- Goals- and objectives-led and responsive – All plans and actions in the transport sector should be led by high-level jurisdictional goals and supporting transport/land use system objectives, and should respond to government priorities.
- Problem-driven – A consideration of problems should always be the starting point in pursuit of goals and supporting objectives. The term 'problem' is used in the Guidelines to also include related terms such as issues, challenges, constraints and opportunities. Problems are considered the barrier preventing goals, objectives and targets from being achieved.
- Stakeholder engagement – Relevant stakeholder engagement and views should play an important role.
- Data and information – Advice to decision-makers should be supported by the best available data and information: quantitative and qualitative, objective and subjective.
- Multi-modal – Transport planning and assessment should be undertaken with a multi-modal perspective.
- Coordination – Coordinated actions and decision-making within and across levels of government are important requirements for achieving effective economic, social and environmental outcomes.
- Holistic – It is important to account for interactions within the transport system (e.g. between modes) as well as with closely related systems (e.g. land use, environment) and to consider all relevant economic, social and environmental issues (a triple bottom line focus).
- Integration – Processes in the Guidelines and actions flowing from their Framework should ensure integration within the transport system and with closely related systems (e.g. land use) and should also support and facilitate the achievement of goals and objectives (see the section below for information on the Framework).
- Strategic thinking and planning – Transport system decisions should be guided by comprehensive top‑down strategic thinking and planning that reflects jurisdiction goals and objectives. Planning should also consider bottom-up experiences and opinions.
- Proposed initiatives – Proposed transport initiatives should derive from or align with strategic plans. They should reflect priorities and be aimed at solving well understood problems.
- Assessment of problems and options – The best way to identify the preferred solution to a priority transport problem is through a disciplined evidence-based process consisting of problem assessment (including extent, severity and causation) and the identification and rigorous, unbiased assessment of a wide range of options (investment / infrastructure and reform / non-infrastructure).
- Inter-jurisdictional – For key transport problems that affect more than one jurisdiction, preferred solutions should ideally be identified and developed on a joint inter-jurisdictional basis.
Multi-stage assessment – The need for, and nature of, transport initiatives should be developed through a progressive filtering process to encourage efficient use of planning and assessment resources:
- Rigorous assessment of the problem
- Broad assessment of strategic merit / fit / alignment
- Establishment of economic, social and environmental justification (through rapid and detailed assessment of options)
- Development of an implementation plan.
- Fit-for-purpose level of detail – In applying the planning and assessment components of the Framework, the level of detail used in application needs to match the scale and complexity of the problem and proposed initiative.

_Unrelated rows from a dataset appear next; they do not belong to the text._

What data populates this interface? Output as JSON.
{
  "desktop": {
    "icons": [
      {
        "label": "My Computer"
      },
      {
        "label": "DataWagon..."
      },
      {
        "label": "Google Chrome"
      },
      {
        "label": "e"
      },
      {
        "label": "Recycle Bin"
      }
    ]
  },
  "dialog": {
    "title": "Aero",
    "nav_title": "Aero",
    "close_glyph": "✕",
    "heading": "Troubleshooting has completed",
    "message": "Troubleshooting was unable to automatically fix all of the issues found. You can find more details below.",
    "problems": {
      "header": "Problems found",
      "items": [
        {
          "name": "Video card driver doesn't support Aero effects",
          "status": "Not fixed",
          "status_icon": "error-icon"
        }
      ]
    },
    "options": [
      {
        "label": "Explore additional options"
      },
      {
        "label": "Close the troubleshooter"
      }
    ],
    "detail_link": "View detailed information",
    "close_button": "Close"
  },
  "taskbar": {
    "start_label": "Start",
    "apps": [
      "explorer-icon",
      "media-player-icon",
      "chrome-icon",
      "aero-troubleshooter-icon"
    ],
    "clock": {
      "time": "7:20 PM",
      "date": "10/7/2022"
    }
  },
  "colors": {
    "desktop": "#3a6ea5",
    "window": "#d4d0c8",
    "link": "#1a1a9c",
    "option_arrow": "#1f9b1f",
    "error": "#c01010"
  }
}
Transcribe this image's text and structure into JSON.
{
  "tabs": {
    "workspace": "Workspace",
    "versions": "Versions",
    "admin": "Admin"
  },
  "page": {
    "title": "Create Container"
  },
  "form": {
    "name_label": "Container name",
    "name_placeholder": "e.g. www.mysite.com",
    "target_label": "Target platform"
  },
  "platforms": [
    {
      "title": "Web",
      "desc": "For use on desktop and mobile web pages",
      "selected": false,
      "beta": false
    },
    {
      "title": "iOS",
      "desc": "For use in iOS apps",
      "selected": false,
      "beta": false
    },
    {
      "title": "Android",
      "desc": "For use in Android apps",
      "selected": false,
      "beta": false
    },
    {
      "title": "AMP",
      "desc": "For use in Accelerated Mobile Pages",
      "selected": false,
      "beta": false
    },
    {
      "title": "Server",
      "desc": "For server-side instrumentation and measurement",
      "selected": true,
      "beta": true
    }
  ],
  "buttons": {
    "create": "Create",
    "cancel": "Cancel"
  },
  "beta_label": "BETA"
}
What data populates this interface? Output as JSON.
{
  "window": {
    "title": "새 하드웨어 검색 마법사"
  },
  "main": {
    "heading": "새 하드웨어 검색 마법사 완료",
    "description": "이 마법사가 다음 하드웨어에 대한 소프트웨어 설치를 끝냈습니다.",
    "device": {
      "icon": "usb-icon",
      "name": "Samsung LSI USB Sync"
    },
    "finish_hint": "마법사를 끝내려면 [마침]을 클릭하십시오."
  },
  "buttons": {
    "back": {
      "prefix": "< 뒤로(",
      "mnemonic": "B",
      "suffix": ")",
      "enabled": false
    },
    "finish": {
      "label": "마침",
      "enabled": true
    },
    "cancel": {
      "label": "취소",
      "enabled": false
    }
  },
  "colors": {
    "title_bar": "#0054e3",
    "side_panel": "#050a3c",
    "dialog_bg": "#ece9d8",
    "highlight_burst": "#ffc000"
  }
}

The larger and more complex the problem and initiative, the greater the level of detail and rigour required. For smaller and less complex problems and initiatives, simpler and streamlined versions of the processes and tools outlined in the Guidelines may be all that is required, provided the principles of good practice are still maintained.
- Prioritisation – Wherever possible, problems should be addressed in prioritised order reflecting their relative severity and importance. Proposed initiatives should also be prioritised in terms of their strategic merit/alignment and their triple bottom line justification in delivering net benefits (i.e. value for money). Some governments may also choose to prioritise between transport system objectives.

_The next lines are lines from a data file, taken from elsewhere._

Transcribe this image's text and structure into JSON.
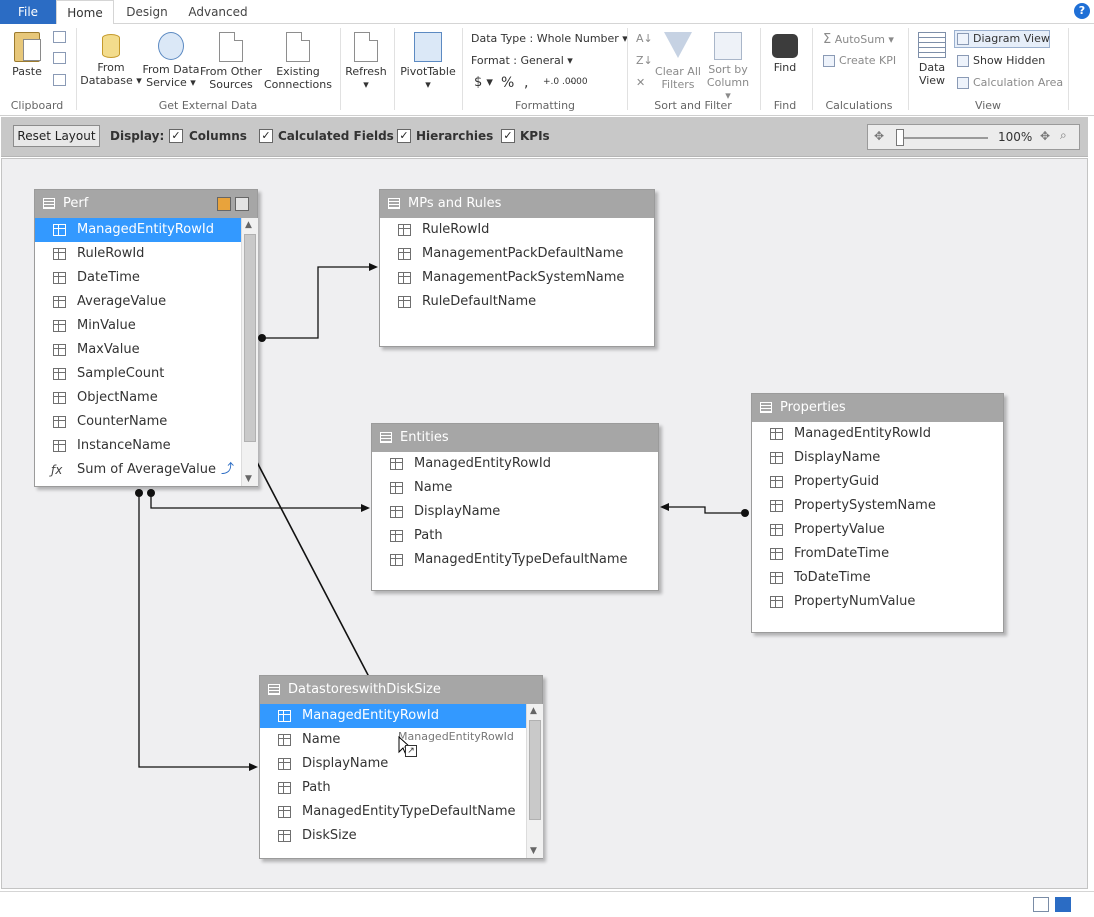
{
  "ribbon": {
    "tabs": [
      "File",
      "Home",
      "Design",
      "Advanced"
    ],
    "clipboard": {
      "paste": "Paste",
      "group": "Clipboard"
    },
    "external": {
      "from_database": "From Database",
      "from_data_service": "From Data Service",
      "from_other_sources": "From Other Sources",
      "existing_connections": "Existing Connections",
      "group": "Get External Data"
    },
    "refresh": "Refresh",
    "pivottable": "PivotTable",
    "formatting": {
      "data_type": "Data Type : Whole Number",
      "format": "Format : General",
      "currency": "$",
      "percent": "%",
      "comma": ",",
      "inc_dec": "+.0 .00",
      "dec_dec": "-.00",
      "group": "Formatting"
    },
    "sortfilter": {
      "clear_all_filters": "Clear All Filters",
      "sort_by_column": "Sort by Column",
      "group": "Sort and Filter"
    },
    "find": {
      "label": "Find",
      "group": "Find"
    },
    "calculations": {
      "autosum": "AutoSum",
      "create_kpi": "Create KPI",
      "group": "Calculations"
    },
    "view": {
      "data_view": "Data View",
      "diagram_view": "Diagram View",
      "show_hidden": "Show Hidden",
      "calculation_area": "Calculation Area",
      "group": "View"
    }
  },
  "toolbar": {
    "reset_layout": "Reset Layout",
    "display": "Display:",
    "checks": [
      "Columns",
      "Calculated Fields",
      "Hierarchies",
      "KPIs"
    ],
    "zoom": "100%"
  },
  "tables": {
    "perf": {
      "name": "Perf",
      "rows": [
        "ManagedEntityRowId",
        "RuleRowId",
        "DateTime",
        "AverageValue",
        "MinValue",
        "MaxValue",
        "SampleCount",
        "ObjectName",
        "CounterName",
        "InstanceName"
      ],
      "measure": "Sum of AverageValue"
    },
    "mps": {
      "name": "MPs and Rules",
      "rows": [
        "RuleRowId",
        "ManagementPackDefaultName",
        "ManagementPackSystemName",
        "RuleDefaultName"
      ]
    },
    "entities": {
      "name": "Entities",
      "rows": [
        "ManagedEntityRowId",
        "Name",
        "DisplayName",
        "Path",
        "ManagedEntityTypeDefaultName"
      ]
    },
    "properties": {
      "name": "Properties",
      "rows": [
        "ManagedEntityRowId",
        "DisplayName",
        "PropertyGuid",
        "PropertySystemName",
        "PropertyValue",
        "FromDateTime",
        "ToDateTime",
        "PropertyNumValue"
      ]
    },
    "datastores": {
      "name": "DatastoreswithDiskSize",
      "rows": [
        "ManagedEntityRowId",
        "Name",
        "DisplayName",
        "Path",
        "ManagedEntityTypeDefaultName",
        "DiskSize"
      ]
    }
  },
  "drag": {
    "label": "ManagedEntityRowId"
  },
  "help": "?"
}
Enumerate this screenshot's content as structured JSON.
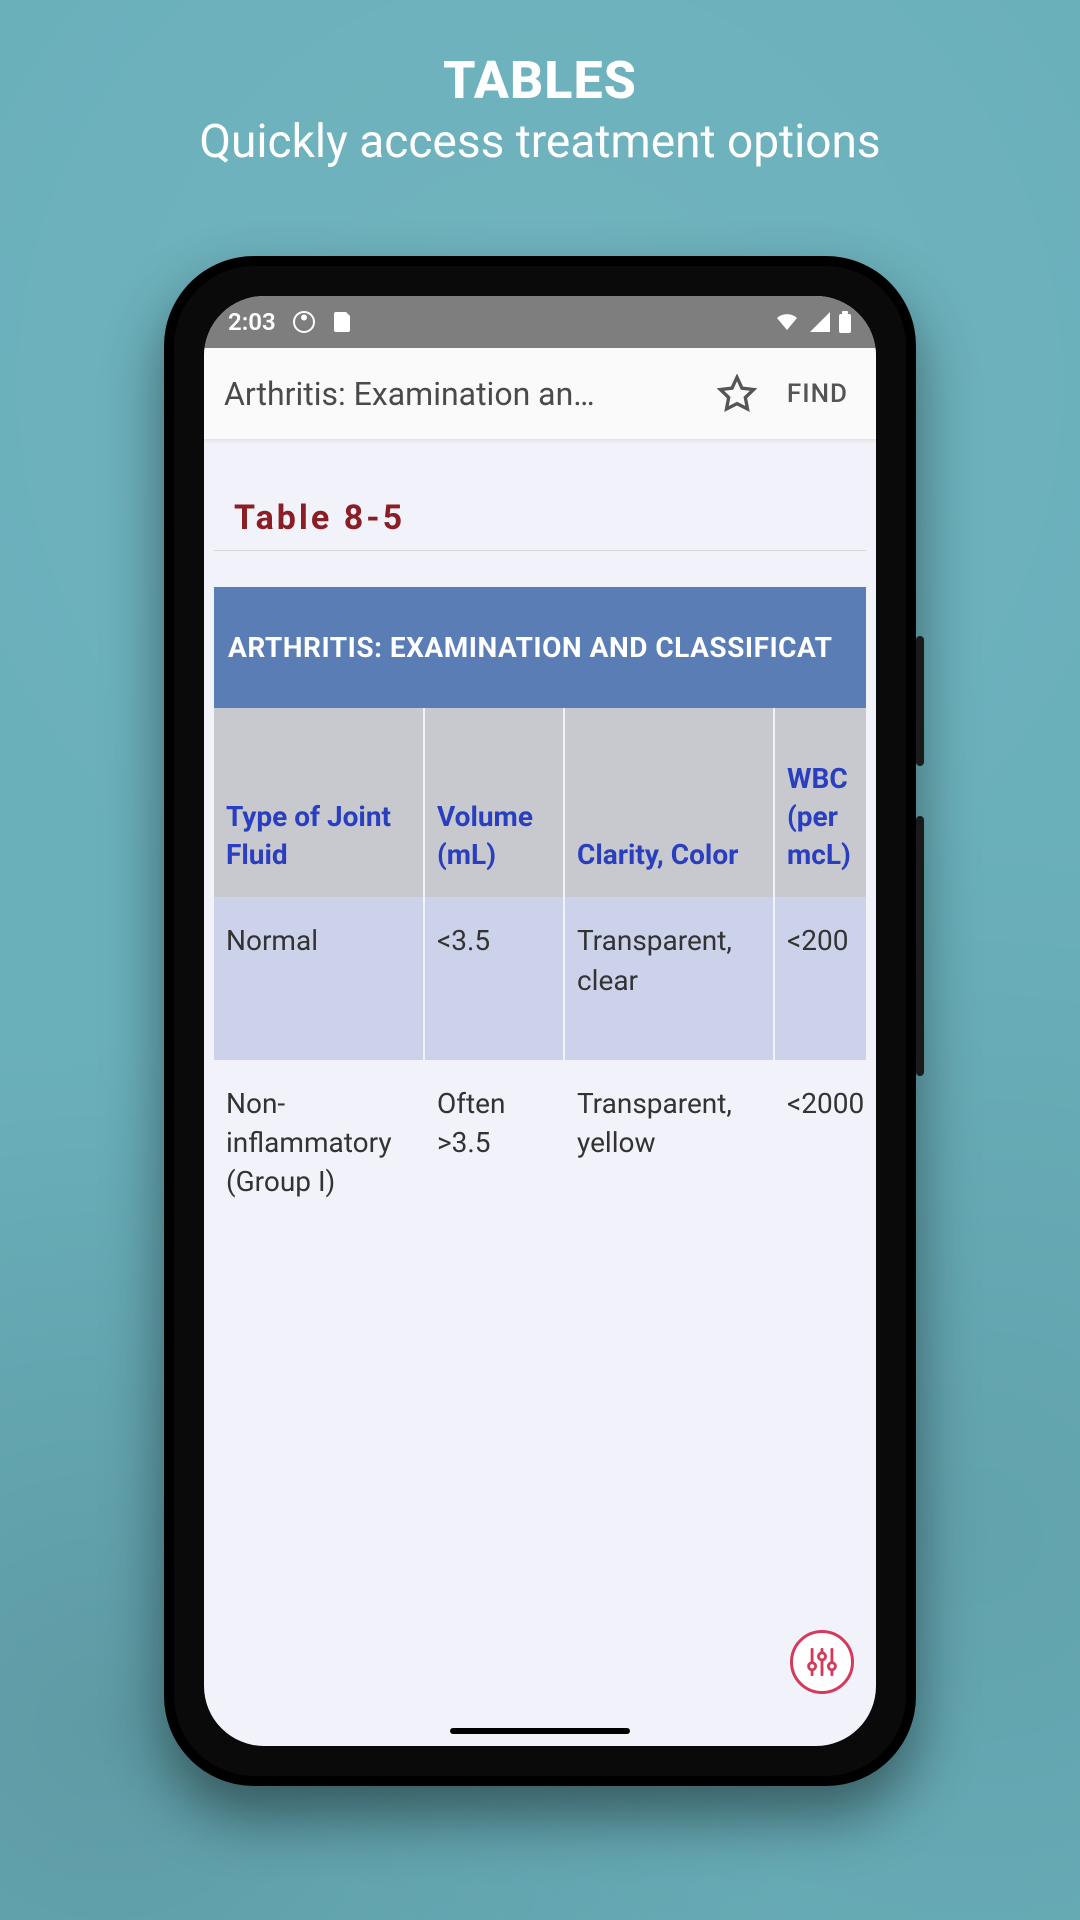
{
  "promo": {
    "title": "TABLES",
    "subtitle": "Quickly access treatment options"
  },
  "status": {
    "time": "2:03"
  },
  "appbar": {
    "title": "Arthritis: Examination an…",
    "find_label": "FIND"
  },
  "content": {
    "table_label": "Table 8-5",
    "table_caption": "ARTHRITIS: EXAMINATION AND CLASSIFICAT",
    "columns": [
      "Type of Joint Fluid",
      "Volume (mL)",
      "Clarity, Color",
      "WBC (per mcL)"
    ],
    "rows": [
      {
        "type": "Normal",
        "volume": "<3.5",
        "clarity": "Transparent, clear",
        "wbc": "<200"
      },
      {
        "type": "Non-inflammatory (Group I)",
        "volume": "Often >3.5",
        "clarity": "Transparent, yellow",
        "wbc": "<2000"
      }
    ]
  }
}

- Funding – Strategies and initiatives developed using the Guidelines and their Framework should be sensitive to the jurisdiction’s overall likely levels of funding through working closely with its Department of Treasury. Alternative funding options should also be explored.

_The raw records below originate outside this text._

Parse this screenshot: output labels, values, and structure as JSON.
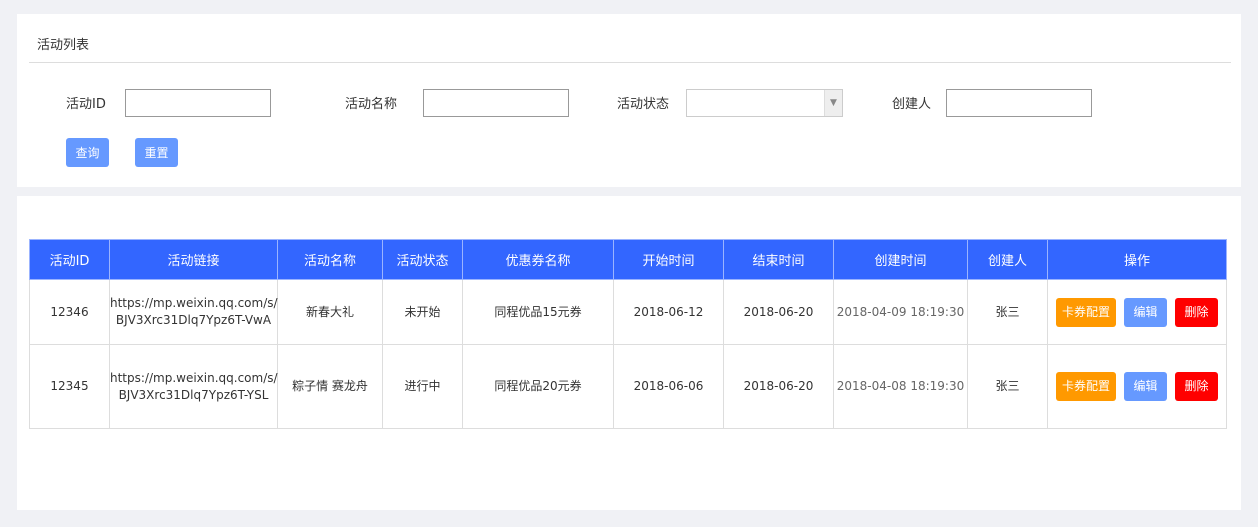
{
  "filter": {
    "title": "活动列表",
    "id_label": "活动ID",
    "name_label": "活动名称",
    "status_label": "活动状态",
    "creator_label": "创建人",
    "id_value": "",
    "name_value": "",
    "status_value": "",
    "creator_value": "",
    "query": "查询",
    "reset": "重置"
  },
  "table": {
    "headers": [
      "活动ID",
      "活动链接",
      "活动名称",
      "活动状态",
      "优惠券名称",
      "开始时间",
      "结束时间",
      "创建时间",
      "创建人",
      "操作"
    ],
    "rows": [
      {
        "id": "12346",
        "link1": "https://mp.weixin.qq.com/s/",
        "link2": "BJV3Xrc31Dlq7Ypz6T-VwA",
        "name": "新春大礼",
        "status": "未开始",
        "coupon": "同程优品15元券",
        "start": "2018-06-12",
        "end": "2018-06-20",
        "created": "2018-04-09 18:19:30",
        "creator": "张三"
      },
      {
        "id": "12345",
        "link1": "https://mp.weixin.qq.com/s/",
        "link2": "BJV3Xrc31Dlq7Ypz6T-YSL",
        "name": "粽子情 赛龙舟",
        "status": "进行中",
        "coupon": "同程优品20元券",
        "start": "2018-06-06",
        "end": "2018-06-20",
        "created": "2018-04-08 18:19:30",
        "creator": "张三"
      }
    ],
    "actions": {
      "config": "卡券配置",
      "edit": "编辑",
      "delete": "删除"
    }
  },
  "colors": {
    "header": "#3366ff",
    "config": "#ff9900",
    "edit": "#6699ff",
    "delete": "#ff0000"
  }
}
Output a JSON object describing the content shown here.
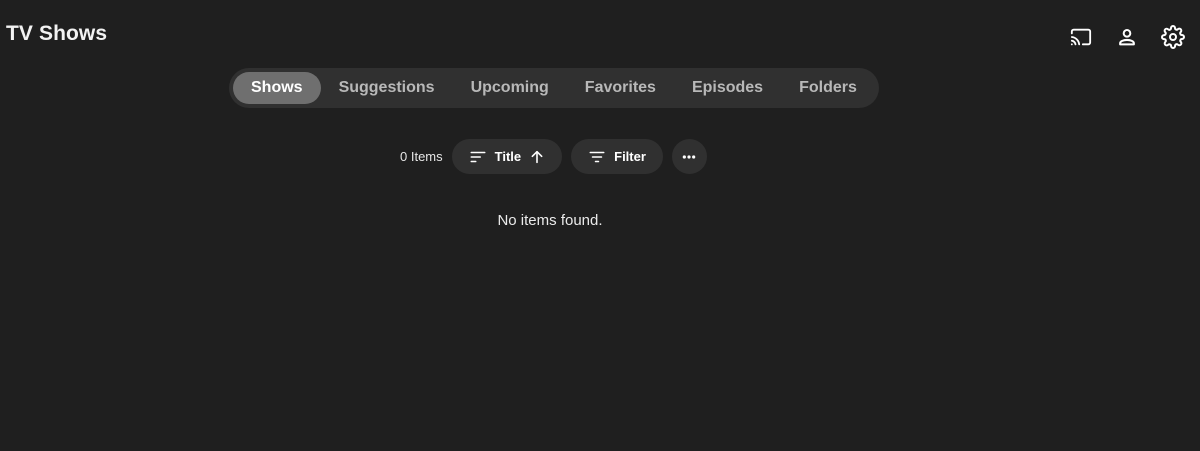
{
  "header": {
    "title": "TV Shows",
    "actions": [
      {
        "icon": "cast-icon"
      },
      {
        "icon": "user-icon"
      },
      {
        "icon": "gear-icon"
      }
    ]
  },
  "tabs": [
    {
      "label": "Shows",
      "active": true
    },
    {
      "label": "Suggestions",
      "active": false
    },
    {
      "label": "Upcoming",
      "active": false
    },
    {
      "label": "Favorites",
      "active": false
    },
    {
      "label": "Episodes",
      "active": false
    },
    {
      "label": "Folders",
      "active": false
    }
  ],
  "toolbar": {
    "item_count": "0 Items",
    "sort_label": "Title",
    "sort_direction_icon": "arrow-up-icon",
    "filter_label": "Filter",
    "more_icon": "more-horizontal-icon"
  },
  "content": {
    "empty_message": "No items found."
  },
  "colors": {
    "background": "#1f1f1f",
    "pill": "#303030",
    "active_tab": "#6f6f6f",
    "inactive_text": "#b8b8b8"
  }
}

- Private sector involvement – Appropriate private sector involvement should be encouraged where beneficial.
- Easy to use – The Guidelines should meet the needs of users, be easy to use and be rigorous and reliable.
- Comprehensive, yet easy to understand – Information on the merit of strategies and proposed initiatives should be presented to decision-makers in a way that communicates the full range of impacts. Information should be easily understood and address government objectives and priorities.
- Feedback, learning and continuous improvement – Feedback should be sought on all aspects f the Guidelines to encourage learning and continuous improvement.